In episode 4, Baby Reindeer flashes back to years before Donny met Martha, and shows him meeting a successful TV writer named Darrien during a stint at the Edinburgh Fringe Festival. After reconnecting in London, the two men fall into a mentor-mentee relationship, with Donny seeing Darrien’s interest in him as a ticket to an ascending comedy career. However, Darrien makes it clear that a condition of their friendship is Donny getting high with him on an assortment of drugs every weekend; soon after Darrien begins sexually assaulting Donny while he’s unconscious. The episode gives a visceral, stomach-churning look at severe sexual abuse and its aftermath, where even after extricating himself from Darrien, Donny begins to indulge in reckless hookups and dating behavior in search of “fucking answers.” When he unexpectedly finds love with a trans therapist named Teri (Nava Mau), it's clear that his trauma gets in between them as much as his internalized homophobia. He’s still in the thick of his confusion when Martha enters his life and, as he describes, “reaches, seemingly without effort, into the darkest pockets of [his] insecurity and turns them to light.”

Richard Gadd as Donny, standing in a glass-walled phone booth at night, in the netflix show 'baby reindeer'

Gadd as Donny stands in a glass-walled phone booth at night in a scene from 'Baby Reindeer.'

(Image credit: Ed Miller/Netflix)

Baby Reindeer has drawn many comparisons to I May Destroy You as another wholly candid television depiction of sexual assault and abuse, one that doesn’t pull punches or sanitize the effects these atrocities have on survivors. Gadd has shown tremendous skill and bravery in telling a story that often goes unspoken on public platforms.

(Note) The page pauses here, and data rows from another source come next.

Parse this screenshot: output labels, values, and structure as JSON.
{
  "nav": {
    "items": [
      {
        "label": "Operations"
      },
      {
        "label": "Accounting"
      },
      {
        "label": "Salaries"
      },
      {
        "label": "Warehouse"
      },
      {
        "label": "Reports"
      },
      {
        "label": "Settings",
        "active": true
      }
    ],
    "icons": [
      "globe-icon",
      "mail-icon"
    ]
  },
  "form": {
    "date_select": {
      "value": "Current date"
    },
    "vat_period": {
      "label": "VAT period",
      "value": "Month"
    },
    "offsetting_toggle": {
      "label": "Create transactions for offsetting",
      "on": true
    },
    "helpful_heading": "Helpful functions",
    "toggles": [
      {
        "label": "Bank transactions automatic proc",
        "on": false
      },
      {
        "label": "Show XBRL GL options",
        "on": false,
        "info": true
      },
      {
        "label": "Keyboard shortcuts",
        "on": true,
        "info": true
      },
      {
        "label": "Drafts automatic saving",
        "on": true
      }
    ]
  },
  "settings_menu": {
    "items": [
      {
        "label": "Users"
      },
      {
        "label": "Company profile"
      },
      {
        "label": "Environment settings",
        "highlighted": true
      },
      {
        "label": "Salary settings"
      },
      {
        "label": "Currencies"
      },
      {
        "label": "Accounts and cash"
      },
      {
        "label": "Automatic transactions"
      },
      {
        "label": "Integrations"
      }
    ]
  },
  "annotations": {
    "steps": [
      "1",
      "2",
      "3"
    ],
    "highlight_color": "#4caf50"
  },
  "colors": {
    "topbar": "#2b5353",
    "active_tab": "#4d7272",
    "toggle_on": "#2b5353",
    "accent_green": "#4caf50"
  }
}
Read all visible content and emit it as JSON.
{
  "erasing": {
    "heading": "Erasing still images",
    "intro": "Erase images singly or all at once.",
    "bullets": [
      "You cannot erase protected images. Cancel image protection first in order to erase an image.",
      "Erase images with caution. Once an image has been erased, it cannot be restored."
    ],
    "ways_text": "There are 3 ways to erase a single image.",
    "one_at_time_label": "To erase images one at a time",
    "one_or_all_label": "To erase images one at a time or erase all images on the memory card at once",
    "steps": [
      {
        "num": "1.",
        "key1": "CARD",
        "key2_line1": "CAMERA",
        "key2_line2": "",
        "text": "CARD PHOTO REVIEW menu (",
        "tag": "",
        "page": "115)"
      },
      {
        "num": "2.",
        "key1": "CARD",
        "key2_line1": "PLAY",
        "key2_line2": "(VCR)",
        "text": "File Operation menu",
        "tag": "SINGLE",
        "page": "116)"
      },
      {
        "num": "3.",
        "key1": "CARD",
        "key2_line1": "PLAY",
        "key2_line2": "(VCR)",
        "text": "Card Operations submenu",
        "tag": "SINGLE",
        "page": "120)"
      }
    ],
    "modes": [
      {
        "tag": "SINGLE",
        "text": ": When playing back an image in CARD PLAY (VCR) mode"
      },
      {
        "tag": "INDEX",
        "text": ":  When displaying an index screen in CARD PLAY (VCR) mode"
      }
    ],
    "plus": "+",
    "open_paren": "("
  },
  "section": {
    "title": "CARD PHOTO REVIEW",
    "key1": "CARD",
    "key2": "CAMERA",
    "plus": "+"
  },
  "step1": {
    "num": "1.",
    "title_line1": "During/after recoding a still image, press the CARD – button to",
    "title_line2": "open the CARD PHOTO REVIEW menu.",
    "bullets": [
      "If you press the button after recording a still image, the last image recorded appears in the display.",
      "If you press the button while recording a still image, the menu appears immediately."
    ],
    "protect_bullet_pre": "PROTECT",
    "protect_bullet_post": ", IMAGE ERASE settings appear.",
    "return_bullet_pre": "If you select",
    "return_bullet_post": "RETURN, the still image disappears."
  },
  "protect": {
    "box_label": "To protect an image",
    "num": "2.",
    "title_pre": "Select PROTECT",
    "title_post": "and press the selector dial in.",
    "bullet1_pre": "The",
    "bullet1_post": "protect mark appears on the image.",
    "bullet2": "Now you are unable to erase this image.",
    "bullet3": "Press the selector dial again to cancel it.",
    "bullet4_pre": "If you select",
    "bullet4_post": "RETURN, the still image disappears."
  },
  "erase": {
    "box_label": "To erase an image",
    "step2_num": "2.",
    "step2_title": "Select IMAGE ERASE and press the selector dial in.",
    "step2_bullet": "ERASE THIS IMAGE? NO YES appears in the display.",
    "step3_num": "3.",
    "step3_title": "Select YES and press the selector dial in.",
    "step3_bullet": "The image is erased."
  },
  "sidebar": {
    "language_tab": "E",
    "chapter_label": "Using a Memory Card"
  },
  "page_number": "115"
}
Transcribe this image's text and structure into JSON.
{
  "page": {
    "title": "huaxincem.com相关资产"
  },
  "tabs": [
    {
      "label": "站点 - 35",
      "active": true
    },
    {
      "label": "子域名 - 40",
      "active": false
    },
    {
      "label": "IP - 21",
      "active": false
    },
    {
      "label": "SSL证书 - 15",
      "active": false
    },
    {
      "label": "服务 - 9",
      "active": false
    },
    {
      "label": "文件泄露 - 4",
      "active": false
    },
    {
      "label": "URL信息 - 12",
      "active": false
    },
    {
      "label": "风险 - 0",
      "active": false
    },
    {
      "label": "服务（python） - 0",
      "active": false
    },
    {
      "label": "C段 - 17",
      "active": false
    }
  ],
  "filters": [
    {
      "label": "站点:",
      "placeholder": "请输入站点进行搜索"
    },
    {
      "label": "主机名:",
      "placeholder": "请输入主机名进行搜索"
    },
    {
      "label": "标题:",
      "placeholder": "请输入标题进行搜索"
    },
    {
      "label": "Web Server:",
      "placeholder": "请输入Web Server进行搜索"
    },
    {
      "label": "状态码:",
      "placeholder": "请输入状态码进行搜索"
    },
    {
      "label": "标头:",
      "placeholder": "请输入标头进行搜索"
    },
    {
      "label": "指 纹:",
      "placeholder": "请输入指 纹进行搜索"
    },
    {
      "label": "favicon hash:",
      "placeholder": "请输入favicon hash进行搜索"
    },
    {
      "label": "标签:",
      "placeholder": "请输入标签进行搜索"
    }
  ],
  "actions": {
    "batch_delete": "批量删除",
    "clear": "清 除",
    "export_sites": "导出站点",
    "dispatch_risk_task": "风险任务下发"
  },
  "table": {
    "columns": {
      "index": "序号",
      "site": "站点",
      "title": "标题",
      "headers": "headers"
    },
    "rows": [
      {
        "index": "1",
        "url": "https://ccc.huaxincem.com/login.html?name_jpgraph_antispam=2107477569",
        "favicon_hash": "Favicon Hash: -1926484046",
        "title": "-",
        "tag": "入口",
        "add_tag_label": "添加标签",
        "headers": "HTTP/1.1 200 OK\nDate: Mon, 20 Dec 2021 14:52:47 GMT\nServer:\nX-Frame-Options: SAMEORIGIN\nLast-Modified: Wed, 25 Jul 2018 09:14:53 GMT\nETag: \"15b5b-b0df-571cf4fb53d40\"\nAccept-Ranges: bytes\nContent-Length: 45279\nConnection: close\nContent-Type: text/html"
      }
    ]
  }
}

His show also becomes the pinnacle of what true crime can accomplish when it reaches its fullest potential: raising public awareness about predatory behaviors and offering an empathetic life line to survivors who can see that what happened to them isn’t because they’re a bad or broken person.

Labeling the miniseries as Netflix’s latest true-crime offering is easy to do, but it’s a disservice for a show that rises above the typical true-crime formula and tells a story mired in the complexities and contradictions of actual human responses to trauma. If the point of storytelling is to introduce scenarios and points-of-view that the average person has never experienced, to open up minds and engender empathy, then messy stories like this need to be told. As unique and excellent crime shows become few and far between in the streaming landscape, Baby Reindeer serves as an example of true crime we need.

Contributing Culture Editor

Quinci is a Contributing Culture Editor who writes pieces and helps to strategize editorial content across TV, movies, music, theater, and pop culture. She contributes interviews with talent, as well as SEO content, features, and trend stories. She fell in love with storytelling at a young age, and eventually discovered her love for cultural criticism and amplifying awareness for underrepresented storytellers across the arts. She previously served as a weekend editor for Harper’s Bazaar, where she covered breaking news and live events for the brand’s website, and helped run the brand’s social media platforms, including Instagram, Facebook, and Twitter. Her freelance writing has also appeared in outlets including HuffPost, The A.V. Club, Elle, Vulture, Salon, Teen Vogue, and others. Quinci earned her degree in English and Psychology from The University of New Mexico. She was a 2021 Eugene O’Neill Critics Institute fellow, and she is a member of the Television Critics Association. She is currently based in her hometown of Los Angeles. When she isn't writing or checking Twitter way too often, you can find her studying Korean while watching the latest K-drama, recommending her favorite shows and films to family and friends, or giving a concert performance while sitting in L.A. traffic.